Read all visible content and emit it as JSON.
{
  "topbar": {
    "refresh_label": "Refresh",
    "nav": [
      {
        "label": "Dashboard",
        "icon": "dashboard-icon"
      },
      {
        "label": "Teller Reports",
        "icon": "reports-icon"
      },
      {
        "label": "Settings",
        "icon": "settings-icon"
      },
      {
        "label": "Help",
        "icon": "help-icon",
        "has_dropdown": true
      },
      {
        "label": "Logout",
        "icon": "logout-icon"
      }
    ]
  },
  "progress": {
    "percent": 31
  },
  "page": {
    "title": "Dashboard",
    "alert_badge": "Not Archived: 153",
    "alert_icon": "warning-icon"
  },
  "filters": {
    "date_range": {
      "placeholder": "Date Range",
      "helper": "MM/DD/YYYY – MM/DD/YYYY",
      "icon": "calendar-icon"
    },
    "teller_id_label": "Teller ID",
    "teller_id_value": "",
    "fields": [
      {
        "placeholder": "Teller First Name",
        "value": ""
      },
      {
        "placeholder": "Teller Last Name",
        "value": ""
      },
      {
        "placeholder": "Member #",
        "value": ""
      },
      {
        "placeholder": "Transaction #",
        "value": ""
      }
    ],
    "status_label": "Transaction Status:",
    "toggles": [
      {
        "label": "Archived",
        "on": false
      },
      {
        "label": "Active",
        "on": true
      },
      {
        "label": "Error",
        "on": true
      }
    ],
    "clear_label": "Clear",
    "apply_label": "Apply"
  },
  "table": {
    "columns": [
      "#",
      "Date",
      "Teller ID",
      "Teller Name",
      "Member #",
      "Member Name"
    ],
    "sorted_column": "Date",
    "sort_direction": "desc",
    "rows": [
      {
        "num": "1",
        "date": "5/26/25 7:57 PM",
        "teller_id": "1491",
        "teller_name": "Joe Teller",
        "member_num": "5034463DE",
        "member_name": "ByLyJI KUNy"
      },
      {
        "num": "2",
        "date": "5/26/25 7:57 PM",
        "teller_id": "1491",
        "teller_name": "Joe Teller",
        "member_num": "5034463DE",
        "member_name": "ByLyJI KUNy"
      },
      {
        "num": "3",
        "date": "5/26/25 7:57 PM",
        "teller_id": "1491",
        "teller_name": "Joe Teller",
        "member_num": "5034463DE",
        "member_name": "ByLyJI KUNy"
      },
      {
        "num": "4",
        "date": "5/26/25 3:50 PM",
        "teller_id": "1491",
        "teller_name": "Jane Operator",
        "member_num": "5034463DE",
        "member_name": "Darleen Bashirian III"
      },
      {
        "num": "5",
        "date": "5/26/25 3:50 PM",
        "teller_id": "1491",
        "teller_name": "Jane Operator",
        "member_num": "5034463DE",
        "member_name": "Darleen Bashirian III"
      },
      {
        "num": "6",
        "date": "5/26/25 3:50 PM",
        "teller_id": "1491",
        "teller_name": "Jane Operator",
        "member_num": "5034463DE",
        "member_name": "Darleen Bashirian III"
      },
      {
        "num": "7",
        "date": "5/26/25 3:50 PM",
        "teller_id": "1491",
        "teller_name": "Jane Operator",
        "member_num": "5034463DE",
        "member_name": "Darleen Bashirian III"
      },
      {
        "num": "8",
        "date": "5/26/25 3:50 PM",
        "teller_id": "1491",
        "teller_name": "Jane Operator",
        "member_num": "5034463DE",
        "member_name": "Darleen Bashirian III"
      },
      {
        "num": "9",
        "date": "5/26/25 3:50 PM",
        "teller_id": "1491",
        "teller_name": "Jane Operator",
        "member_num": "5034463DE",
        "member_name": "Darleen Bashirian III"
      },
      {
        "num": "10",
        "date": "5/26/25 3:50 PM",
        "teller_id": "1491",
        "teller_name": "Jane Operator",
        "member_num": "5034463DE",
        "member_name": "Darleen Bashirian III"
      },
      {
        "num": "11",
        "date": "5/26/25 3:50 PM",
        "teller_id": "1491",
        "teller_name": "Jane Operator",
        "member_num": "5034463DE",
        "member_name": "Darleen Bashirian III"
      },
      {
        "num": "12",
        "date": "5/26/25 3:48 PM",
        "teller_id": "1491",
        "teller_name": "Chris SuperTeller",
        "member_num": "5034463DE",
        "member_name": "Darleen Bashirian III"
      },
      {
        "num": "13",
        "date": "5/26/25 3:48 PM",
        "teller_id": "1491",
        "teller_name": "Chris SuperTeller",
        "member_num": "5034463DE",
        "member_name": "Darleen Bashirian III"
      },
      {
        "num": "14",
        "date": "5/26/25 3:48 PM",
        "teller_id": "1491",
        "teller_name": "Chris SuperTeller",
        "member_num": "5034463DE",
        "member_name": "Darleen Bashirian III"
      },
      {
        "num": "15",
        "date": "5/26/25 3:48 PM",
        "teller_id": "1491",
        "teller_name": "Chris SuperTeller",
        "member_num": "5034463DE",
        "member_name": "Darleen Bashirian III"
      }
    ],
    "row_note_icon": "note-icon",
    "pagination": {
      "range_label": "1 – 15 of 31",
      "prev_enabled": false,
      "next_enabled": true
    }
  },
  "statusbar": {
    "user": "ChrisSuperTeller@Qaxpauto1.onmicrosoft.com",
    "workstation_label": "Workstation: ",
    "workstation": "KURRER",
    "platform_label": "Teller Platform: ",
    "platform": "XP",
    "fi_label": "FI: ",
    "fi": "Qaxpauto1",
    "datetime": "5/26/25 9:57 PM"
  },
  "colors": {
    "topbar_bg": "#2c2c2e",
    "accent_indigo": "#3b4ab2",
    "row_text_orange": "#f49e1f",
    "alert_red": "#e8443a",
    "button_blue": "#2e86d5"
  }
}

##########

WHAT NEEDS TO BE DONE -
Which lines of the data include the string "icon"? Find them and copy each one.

RESULT -
        "icon": "dashboard-icon"
        "icon": "reports-icon"
        "icon": "settings-icon"
        "icon": "help-icon",
        "icon": "logout-icon"
    "alert_icon": "warning-icon"
      "icon": "calendar-icon"
    "row_note_icon": "note-icon",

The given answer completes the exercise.